This article is from the Food Preserving FAQ, by Eric Decker email@example.com with numerous contributions by others.
from Doug Smart, ...
This isn't a recipe, but it is good information and does offer something on
the strength of the brine:
Pacific Northwest Cooperative Extension publication PNW 238 advises the fol-
lowing (somewhat paraphrased) for safety in smoking fish:
- Fish must be heated to 160 F internal temp and held there for at least
30 minutes during the smoking process.
- Fish must be brined long enough to absorb adequate salt for preservation.
A brine solution containing 1 part salt to 7 parts water by volume for 1
hour will usually suffice.
- Oily fish such as salmon, steelhead, shad, and smelt take longer to absorb
brine, but tend to absorb smoke faster.
- Fish should be air dried before smoking for better smoke absorption and to
minimize the chance of spoiling during smoking.
- It is best to smoke at a low temp for 3-5 hours before elevating to the
160 F cooking temp. This helps eliminate "curd" formation as juices boil
out. To avoid spoilage during smoking, the magic 160 F temp should be
reached within 6-8 hours.
- Commercial smoked products must meet an FDA requirement of at least 3 1/2%
water phase salt after smoking. Since most home smokers cannot make that
measurement, refrigeration is essential for safe storage of home-smoked
- Use only hardwoods for smoking.
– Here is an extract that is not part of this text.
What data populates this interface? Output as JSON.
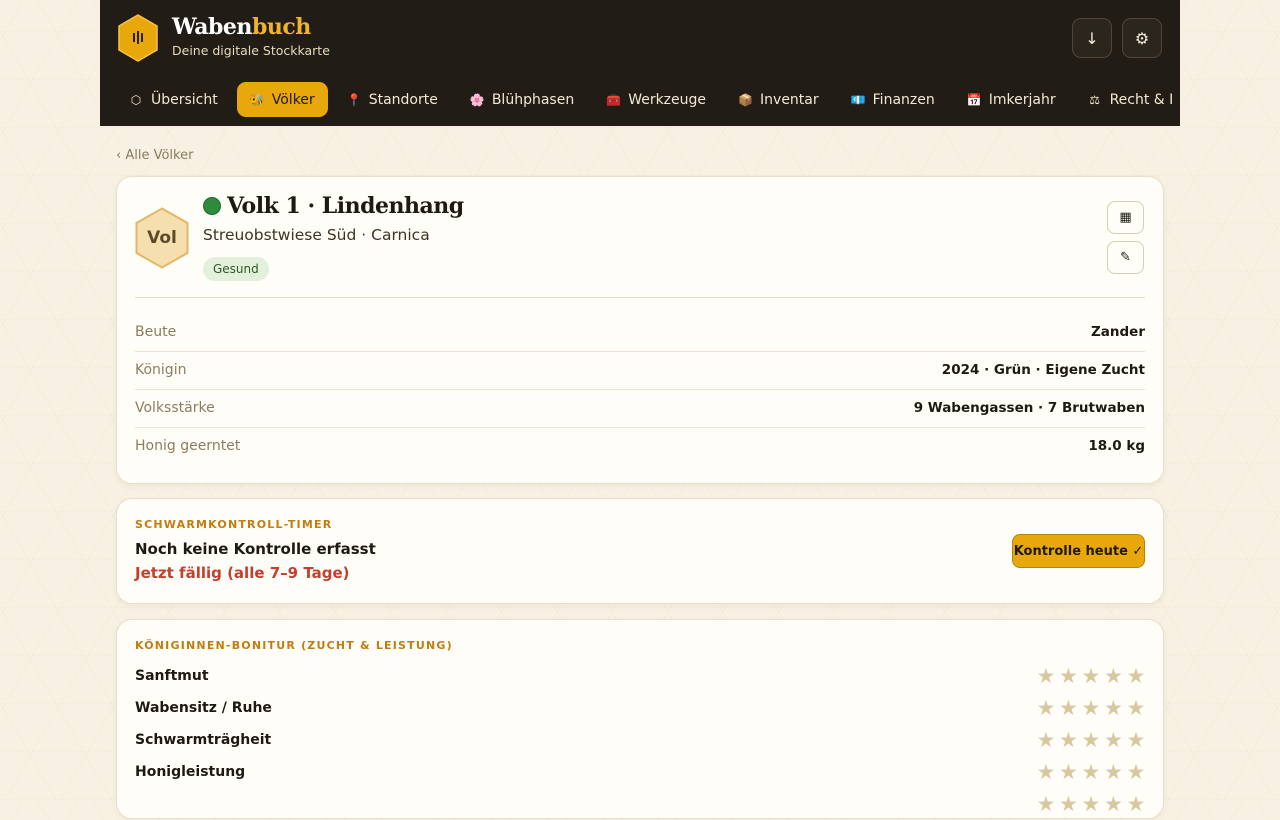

Maple, oak, alder, hickory, birch and
fruit woods are recommended. DO NOT USE WOODS FROM CONIFERS.